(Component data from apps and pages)
+--

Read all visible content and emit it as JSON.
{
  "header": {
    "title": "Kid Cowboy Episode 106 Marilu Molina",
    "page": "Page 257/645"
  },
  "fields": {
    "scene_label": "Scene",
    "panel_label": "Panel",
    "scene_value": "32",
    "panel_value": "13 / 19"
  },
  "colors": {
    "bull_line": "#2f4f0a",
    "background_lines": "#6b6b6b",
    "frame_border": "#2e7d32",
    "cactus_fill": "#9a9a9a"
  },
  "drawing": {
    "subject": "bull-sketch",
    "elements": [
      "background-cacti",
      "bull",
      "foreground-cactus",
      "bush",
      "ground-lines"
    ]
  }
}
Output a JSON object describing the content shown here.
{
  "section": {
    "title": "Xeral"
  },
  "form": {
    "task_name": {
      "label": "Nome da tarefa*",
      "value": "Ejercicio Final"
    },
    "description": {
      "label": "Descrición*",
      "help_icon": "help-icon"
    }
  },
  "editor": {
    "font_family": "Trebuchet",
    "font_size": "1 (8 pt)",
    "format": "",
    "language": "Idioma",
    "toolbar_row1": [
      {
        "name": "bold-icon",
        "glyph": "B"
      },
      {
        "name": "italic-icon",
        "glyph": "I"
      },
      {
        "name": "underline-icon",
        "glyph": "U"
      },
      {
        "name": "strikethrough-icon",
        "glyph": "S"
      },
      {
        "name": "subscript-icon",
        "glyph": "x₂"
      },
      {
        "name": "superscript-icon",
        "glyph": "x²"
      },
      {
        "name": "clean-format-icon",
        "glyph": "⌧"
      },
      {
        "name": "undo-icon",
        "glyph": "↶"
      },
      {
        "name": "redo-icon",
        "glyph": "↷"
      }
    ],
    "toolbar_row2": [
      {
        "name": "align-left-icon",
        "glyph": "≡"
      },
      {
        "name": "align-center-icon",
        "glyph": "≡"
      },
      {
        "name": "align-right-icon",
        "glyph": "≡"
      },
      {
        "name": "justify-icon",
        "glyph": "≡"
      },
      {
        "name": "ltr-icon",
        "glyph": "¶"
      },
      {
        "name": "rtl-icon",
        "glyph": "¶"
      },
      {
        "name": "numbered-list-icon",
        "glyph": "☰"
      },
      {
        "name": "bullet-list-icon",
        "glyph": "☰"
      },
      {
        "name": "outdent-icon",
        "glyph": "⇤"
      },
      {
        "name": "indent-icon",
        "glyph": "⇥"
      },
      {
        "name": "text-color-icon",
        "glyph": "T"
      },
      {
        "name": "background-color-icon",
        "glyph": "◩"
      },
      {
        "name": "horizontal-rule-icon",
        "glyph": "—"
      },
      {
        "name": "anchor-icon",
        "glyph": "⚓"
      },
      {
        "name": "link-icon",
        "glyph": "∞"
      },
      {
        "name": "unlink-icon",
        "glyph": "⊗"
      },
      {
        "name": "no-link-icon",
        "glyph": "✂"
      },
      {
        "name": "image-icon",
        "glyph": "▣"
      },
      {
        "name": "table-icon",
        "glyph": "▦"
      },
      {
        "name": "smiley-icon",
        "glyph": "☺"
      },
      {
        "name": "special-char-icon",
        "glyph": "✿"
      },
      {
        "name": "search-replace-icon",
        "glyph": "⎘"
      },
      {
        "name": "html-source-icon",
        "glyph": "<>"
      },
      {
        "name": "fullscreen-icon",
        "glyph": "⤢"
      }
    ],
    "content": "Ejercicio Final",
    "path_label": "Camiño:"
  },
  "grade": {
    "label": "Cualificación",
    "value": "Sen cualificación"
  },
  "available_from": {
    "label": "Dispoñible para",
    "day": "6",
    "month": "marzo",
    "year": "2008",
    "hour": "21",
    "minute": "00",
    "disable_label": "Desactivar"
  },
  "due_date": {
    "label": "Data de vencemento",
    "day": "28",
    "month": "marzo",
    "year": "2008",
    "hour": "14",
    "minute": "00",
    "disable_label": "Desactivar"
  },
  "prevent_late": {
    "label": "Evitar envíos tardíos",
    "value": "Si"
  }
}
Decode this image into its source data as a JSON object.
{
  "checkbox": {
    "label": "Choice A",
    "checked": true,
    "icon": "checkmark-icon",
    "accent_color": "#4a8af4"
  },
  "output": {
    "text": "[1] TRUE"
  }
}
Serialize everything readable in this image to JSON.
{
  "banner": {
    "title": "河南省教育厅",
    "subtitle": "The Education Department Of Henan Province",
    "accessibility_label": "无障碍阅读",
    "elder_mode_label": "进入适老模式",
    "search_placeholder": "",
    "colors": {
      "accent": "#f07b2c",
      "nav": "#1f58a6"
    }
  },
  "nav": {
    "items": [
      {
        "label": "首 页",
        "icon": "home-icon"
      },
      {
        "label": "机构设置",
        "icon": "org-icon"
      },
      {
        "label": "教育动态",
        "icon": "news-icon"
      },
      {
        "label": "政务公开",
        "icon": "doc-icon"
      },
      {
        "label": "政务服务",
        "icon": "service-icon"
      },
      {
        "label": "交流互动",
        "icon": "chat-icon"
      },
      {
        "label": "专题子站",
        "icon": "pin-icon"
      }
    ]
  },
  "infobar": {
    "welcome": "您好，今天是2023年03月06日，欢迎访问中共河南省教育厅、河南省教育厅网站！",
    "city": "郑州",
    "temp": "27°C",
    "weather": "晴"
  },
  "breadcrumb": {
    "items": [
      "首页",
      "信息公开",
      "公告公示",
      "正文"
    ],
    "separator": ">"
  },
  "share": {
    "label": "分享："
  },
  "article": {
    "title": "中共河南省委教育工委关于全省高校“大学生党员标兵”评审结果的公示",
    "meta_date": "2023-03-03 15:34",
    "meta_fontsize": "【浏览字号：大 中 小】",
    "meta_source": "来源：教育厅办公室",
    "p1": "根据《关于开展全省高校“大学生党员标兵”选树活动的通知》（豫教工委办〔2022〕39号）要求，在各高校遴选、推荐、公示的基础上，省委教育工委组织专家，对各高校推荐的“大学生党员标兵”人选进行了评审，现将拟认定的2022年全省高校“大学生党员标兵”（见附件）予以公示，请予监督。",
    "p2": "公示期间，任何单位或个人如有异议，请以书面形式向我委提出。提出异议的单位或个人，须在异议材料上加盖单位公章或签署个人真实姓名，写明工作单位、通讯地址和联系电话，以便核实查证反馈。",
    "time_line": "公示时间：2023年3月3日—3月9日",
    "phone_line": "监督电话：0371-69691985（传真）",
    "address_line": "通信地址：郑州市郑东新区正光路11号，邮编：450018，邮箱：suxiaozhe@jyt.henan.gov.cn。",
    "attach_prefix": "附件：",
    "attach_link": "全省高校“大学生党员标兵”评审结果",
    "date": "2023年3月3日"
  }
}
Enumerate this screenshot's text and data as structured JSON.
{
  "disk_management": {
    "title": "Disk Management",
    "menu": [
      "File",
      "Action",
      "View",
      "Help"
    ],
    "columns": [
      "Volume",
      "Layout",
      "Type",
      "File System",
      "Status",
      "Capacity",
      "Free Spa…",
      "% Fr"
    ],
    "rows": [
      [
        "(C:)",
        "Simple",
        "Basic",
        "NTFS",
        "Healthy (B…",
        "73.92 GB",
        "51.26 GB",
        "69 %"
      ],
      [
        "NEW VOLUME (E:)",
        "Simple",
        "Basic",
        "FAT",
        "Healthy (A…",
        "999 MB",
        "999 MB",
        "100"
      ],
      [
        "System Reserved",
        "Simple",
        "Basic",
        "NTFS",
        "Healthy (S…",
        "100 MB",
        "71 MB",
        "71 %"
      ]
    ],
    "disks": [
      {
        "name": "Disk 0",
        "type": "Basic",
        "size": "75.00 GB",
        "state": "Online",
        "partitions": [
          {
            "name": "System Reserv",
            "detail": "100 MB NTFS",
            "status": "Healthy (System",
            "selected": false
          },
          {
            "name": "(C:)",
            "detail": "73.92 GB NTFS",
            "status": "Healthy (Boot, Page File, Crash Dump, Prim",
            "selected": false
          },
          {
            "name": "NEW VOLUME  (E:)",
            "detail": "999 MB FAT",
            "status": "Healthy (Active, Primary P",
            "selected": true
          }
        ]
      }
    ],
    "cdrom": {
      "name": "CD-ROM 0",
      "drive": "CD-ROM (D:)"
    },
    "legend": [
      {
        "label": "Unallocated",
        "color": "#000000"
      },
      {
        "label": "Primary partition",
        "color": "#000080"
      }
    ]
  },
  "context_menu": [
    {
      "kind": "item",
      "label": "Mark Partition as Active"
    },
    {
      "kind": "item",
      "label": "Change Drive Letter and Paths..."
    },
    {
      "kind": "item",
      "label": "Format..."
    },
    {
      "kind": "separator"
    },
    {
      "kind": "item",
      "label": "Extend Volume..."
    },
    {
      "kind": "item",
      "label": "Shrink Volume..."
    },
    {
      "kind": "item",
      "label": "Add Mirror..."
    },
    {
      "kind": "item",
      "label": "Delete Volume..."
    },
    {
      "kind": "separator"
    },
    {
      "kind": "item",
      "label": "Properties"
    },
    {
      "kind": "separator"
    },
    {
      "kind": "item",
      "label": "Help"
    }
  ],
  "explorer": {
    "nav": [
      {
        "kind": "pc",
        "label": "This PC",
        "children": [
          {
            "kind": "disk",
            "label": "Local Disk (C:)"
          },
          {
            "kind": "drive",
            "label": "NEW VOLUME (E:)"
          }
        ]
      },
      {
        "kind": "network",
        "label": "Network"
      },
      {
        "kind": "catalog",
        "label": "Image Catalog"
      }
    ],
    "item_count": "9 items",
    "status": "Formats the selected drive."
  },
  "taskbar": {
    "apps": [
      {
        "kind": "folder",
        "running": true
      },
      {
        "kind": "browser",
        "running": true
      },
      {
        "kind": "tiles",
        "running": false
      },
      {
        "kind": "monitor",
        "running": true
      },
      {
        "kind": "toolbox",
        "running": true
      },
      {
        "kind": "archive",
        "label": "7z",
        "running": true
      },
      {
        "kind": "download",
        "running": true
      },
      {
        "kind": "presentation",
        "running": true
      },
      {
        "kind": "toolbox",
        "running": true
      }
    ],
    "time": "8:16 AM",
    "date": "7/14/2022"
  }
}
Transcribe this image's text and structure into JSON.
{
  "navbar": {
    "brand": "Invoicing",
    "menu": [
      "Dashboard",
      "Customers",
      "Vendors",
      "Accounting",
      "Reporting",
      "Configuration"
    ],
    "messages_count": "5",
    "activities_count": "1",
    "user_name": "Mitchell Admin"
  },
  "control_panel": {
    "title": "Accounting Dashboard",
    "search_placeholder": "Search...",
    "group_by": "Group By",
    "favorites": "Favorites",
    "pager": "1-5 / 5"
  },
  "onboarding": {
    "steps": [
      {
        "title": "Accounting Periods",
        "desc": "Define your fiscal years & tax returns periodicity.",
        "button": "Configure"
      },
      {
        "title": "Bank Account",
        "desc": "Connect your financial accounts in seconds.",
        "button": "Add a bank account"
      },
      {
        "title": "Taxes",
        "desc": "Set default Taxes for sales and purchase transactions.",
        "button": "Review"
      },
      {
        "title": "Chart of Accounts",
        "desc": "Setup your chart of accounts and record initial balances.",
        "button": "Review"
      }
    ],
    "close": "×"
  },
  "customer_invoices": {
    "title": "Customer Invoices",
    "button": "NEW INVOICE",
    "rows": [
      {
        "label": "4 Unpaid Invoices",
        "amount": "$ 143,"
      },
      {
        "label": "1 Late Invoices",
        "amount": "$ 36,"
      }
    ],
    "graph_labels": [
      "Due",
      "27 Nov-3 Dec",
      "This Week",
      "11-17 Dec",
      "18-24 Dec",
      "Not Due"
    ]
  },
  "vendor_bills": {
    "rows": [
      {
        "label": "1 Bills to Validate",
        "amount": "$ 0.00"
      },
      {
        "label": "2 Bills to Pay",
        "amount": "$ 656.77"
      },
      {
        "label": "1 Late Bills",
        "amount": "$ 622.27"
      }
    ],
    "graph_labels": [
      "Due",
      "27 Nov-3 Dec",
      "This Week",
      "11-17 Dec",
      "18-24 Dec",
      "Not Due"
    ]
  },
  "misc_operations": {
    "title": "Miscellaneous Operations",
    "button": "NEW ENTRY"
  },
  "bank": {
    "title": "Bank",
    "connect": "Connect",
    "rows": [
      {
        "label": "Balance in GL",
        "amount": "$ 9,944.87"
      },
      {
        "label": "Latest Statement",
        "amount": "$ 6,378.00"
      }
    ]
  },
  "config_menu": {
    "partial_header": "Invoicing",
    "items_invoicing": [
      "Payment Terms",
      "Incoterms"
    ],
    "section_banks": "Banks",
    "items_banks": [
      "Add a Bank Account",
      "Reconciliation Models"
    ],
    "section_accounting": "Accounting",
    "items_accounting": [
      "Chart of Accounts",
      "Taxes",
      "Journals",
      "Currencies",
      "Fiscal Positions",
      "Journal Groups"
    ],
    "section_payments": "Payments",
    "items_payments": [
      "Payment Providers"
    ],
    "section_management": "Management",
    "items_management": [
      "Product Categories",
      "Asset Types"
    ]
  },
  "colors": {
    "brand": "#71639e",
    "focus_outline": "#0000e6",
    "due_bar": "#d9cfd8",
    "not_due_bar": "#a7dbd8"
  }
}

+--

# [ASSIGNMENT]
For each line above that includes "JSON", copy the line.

# [EXERCISE RESULT]
Read all visible content and emit it as JSON.
Output a JSON object describing the content shown here.
Decode this image into its source data as a JSON object.
Serialize everything readable in this image to JSON.
Enumerate this screenshot's text and data as structured JSON.
Transcribe this image's text and structure into JSON.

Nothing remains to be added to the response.